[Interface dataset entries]
┄┄┄┄┄┄┄┄┄┄

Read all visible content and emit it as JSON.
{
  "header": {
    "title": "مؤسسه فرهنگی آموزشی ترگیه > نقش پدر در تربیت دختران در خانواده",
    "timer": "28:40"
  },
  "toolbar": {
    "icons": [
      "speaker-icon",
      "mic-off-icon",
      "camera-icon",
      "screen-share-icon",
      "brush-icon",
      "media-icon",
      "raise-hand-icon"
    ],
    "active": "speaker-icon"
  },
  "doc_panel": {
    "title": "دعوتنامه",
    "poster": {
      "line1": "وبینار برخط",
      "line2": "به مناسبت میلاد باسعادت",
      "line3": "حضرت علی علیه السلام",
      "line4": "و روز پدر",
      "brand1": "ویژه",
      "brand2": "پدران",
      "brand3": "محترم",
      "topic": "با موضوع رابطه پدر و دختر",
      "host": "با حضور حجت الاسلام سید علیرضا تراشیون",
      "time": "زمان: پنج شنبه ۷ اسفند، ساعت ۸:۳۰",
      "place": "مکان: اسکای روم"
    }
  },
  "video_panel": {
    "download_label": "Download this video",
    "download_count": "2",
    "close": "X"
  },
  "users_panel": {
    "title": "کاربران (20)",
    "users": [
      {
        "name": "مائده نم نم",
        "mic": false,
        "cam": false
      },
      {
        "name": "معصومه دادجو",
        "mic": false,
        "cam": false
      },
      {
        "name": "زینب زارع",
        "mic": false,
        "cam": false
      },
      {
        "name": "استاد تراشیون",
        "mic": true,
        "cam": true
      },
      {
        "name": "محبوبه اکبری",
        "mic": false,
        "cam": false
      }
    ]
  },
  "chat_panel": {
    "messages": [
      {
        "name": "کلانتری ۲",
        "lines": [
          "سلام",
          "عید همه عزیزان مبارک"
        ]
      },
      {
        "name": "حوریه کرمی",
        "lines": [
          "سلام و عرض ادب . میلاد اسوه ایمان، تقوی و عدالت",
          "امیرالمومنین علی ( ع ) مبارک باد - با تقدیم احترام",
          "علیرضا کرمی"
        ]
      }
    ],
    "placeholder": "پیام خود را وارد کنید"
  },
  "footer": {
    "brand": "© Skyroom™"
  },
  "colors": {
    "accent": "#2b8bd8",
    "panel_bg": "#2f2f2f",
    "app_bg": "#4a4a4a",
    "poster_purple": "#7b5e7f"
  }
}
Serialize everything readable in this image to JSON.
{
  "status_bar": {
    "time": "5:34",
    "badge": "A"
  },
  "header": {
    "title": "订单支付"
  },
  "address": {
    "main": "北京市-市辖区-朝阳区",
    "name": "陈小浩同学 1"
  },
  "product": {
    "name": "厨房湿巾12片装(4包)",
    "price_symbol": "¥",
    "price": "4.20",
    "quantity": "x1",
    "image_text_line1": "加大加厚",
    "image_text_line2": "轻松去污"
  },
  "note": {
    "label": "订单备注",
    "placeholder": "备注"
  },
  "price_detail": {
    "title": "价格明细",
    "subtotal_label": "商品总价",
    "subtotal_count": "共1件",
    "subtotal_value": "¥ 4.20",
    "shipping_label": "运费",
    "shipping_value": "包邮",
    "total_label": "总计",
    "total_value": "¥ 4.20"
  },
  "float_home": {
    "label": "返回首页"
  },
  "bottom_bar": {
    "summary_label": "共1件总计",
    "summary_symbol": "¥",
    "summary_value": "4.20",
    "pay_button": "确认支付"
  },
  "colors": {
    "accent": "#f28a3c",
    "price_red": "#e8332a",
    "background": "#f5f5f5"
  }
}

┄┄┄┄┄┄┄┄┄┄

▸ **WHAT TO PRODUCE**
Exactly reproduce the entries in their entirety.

▸ **EXPECTED OUTPUT**
Read all visible content and emit it as JSON.
{
  "header": {
    "title": "مؤسسه فرهنگی آموزشی ترگیه > نقش پدر در تربیت دختران در خانواده",
    "timer": "28:40"
  },
  "toolbar": {
    "icons": [
      "speaker-icon",
      "mic-off-icon",
      "camera-icon",
      "screen-share-icon",
      "brush-icon",
      "media-icon",
      "raise-hand-icon"
    ],
    "active": "speaker-icon"
  },
  "doc_panel": {
    "title": "دعوتنامه",
    "poster": {
      "line1": "وبینار برخط",
      "line2": "به مناسبت میلاد باسعادت",
      "line3": "حضرت علی علیه السلام",
      "line4": "و روز پدر",
      "brand1": "ویژه",
      "brand2": "پدران",
      "brand3": "محترم",
      "topic": "با موضوع رابطه پدر و دختر",
      "host": "با حضور حجت الاسلام سید علیرضا تراشیون",
      "time": "زمان: پنج شنبه ۷ اسفند، ساعت ۸:۳۰",
      "place": "مکان: اسکای روم"
    }
  },
  "video_panel": {
    "download_label": "Download this video",
    "download_count": "2",
    "close": "X"
  },
  "users_panel": {
    "title": "کاربران (20)",
    "users": [
      {
        "name": "مائده نم نم",
        "mic": false,
        "cam": false
      },
      {
        "name": "معصومه دادجو",
        "mic": false,
        "cam": false
      },
      {
        "name": "زینب زارع",
        "mic": false,
        "cam": false
      },
      {
        "name": "استاد تراشیون",
        "mic": true,
        "cam": true
      },
      {
        "name": "محبوبه اکبری",
        "mic": false,
        "cam": false
      }
    ]
  },
  "chat_panel": {
    "messages": [
      {
        "name": "کلانتری ۲",
        "lines": [
          "سلام",
          "عید همه عزیزان مبارک"
        ]
      },
      {
        "name": "حوریه کرمی",
        "lines": [
          "سلام و عرض ادب . میلاد اسوه ایمان، تقوی و عدالت",
          "امیرالمومنین علی ( ع ) مبارک باد - با تقدیم احترام",
          "علیرضا کرمی"
        ]
      }
    ],
    "placeholder": "پیام خود را وارد کنید"
  },
  "footer": {
    "brand": "© Skyroom™"
  },
  "colors": {
    "accent": "#2b8bd8",
    "panel_bg": "#2f2f2f",
    "app_bg": "#4a4a4a",
    "poster_purple": "#7b5e7f"
  }
}
Serialize everything readable in this image to JSON.
{
  "status_bar": {
    "time": "5:34",
    "badge": "A"
  },
  "header": {
    "title": "订单支付"
  },
  "address": {
    "main": "北京市-市辖区-朝阳区",
    "name": "陈小浩同学 1"
  },
  "product": {
    "name": "厨房湿巾12片装(4包)",
    "price_symbol": "¥",
    "price": "4.20",
    "quantity": "x1",
    "image_text_line1": "加大加厚",
    "image_text_line2": "轻松去污"
  },
  "note": {
    "label": "订单备注",
    "placeholder": "备注"
  },
  "price_detail": {
    "title": "价格明细",
    "subtotal_label": "商品总价",
    "subtotal_count": "共1件",
    "subtotal_value": "¥ 4.20",
    "shipping_label": "运费",
    "shipping_value": "包邮",
    "total_label": "总计",
    "total_value": "¥ 4.20"
  },
  "float_home": {
    "label": "返回首页"
  },
  "bottom_bar": {
    "summary_label": "共1件总计",
    "summary_symbol": "¥",
    "summary_value": "4.20",
    "pay_button": "确认支付"
  },
  "colors": {
    "accent": "#f28a3c",
    "price_red": "#e8332a",
    "background": "#f5f5f5"
  }
}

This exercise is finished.